Eliza Ann Gardner
Eliza Ann Gardner is regarded as the “mother” of the African Methodist Episcopal Zion (AMEZ) Missionary Society and was one of New England’s most tenacious defenders of women’s equality in religious matters.
She was born in New York City on May 28, 1831, the daughter of James and Eliza Gardner. When she was young, the family moved to the predominantly black West End section of Boston, where her father enjoyed a profitable career as a contractor for sailing vessels. His work made it possible for Gardner to enjoy a comfortable childhood, but she quickly learned that many others of her race were less fortunate, and was taught that she had an obligation to help them. Her family was active in the local African Methodist Episcopal Church, and their home served as a station for the Underground Railroad, which smuggled runaway slaves from the South to freedom.
Gardner’s interest in slavery intensified because of her education at the only public school for black children in the city, which was taught by abolitionist teachers. As a result, she became acquainted with many nationally famous abolitionist leaders. An excellent student, Gardner earned a number of scholarships. However, as few black women at the time were able to pursue higher education or professional careers, she learned the art of dressmaking to support herself once she finished school.
While working at that trade, Gardner actively participated in church and political issues.

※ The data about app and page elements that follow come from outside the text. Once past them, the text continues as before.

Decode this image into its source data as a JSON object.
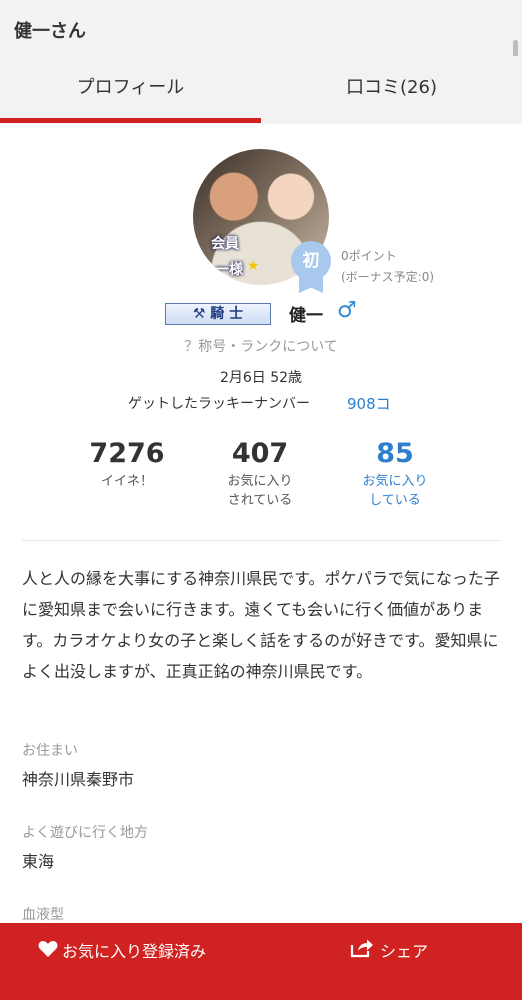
{
  "header": {
    "title": "健一さん"
  },
  "tabs": [
    {
      "label": "プロフィール",
      "active": true
    },
    {
      "label": "口コミ(26)",
      "active": false
    }
  ],
  "profile": {
    "avatar_text_1": "会員",
    "avatar_text_2": "一様",
    "badge_label": "初",
    "points_line1": "0ポイント",
    "points_line2": "(ボーナス予定:0)",
    "rank_title": "⚒ 騎 士",
    "username": "健一",
    "gender_symbol": "♂",
    "rank_help": "？称号・ランクについて",
    "birthday_age": "2月6日 52歳",
    "lucky_label": "ゲットしたラッキーナンバー",
    "lucky_value": "908コ"
  },
  "stats": [
    {
      "value": "7276",
      "label_line1": "イイネ！",
      "label_line2": ""
    },
    {
      "value": "407",
      "label_line1": "お気に入り",
      "label_line2": "されている"
    },
    {
      "value": "85",
      "label_line1": "お気に入り",
      "label_line2": "している"
    }
  ],
  "bio": "人と人の縁を大事にする神奈川県民です。ポケパラで気になった子に愛知県まで会いに行きます。遠くても会いに行く価値があります。カラオケより女の子と楽しく話をするのが好きです。愛知県によく出没しますが、正真正銘の神奈川県民です。",
  "fields": [
    {
      "label": "お住まい",
      "value": "神奈川県秦野市"
    },
    {
      "label": "よく遊びに行く地方",
      "value": "東海"
    },
    {
      "label": "血液型",
      "value": ""
    }
  ],
  "actions": {
    "favorite_label": "お気に入り登録済み",
    "share_label": "シェア"
  },
  "colors": {
    "accent": "#d02220",
    "link": "#2e7fd0",
    "badge": "#a9c8ee"
  },
  "icons": {
    "favorite": "heart-icon",
    "share": "share-icon",
    "gender": "male-icon"
  }
}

In 1865, she began teaching Sunday school, a task she continued for the rest of her life. Her abilities in this area were recognized when she was named the Sunday school superintendent for the black churches in Boston in 1888.
Gardner’s most lasting contribution was the organization of the Zion Missionary Society in New England, which later became known as the Ladies Home and Foreign Mission Society. This group played a large role in the support of black missionaries to Liberia. In 1884, the male-dominated AMEZ Church questioned the appropriateness of the women’s missionary society, as it appeared to be taking a role in what they considered the male domain of religious leadership. Gardner met the arguments in favor of disbanding the group head on, saying
If you commence to talk about the superiority of men … if you persist in telling us that after the fall of man we were put under your feet and that we are intended to be subject to your will, we cannot help you in New England one bit.
Gardner’s defense helped turn the tide and win support for the renewal of the women’s mission society.
Among Gardner’s other contributions were being a founding member, in 1893, of the Woman’s Era Club of Boston, the first black women’s club in the area; serving as chaplain for the National Federation of Afro-American Women convention in 1895; and helping lay the groundwork for the formation of the National Association of Coloured Women at the end of the century.
Gardner, who never married, lived into her 90s as a matriarch of the AMEZ Church. She died in Boston on January 4, 1922.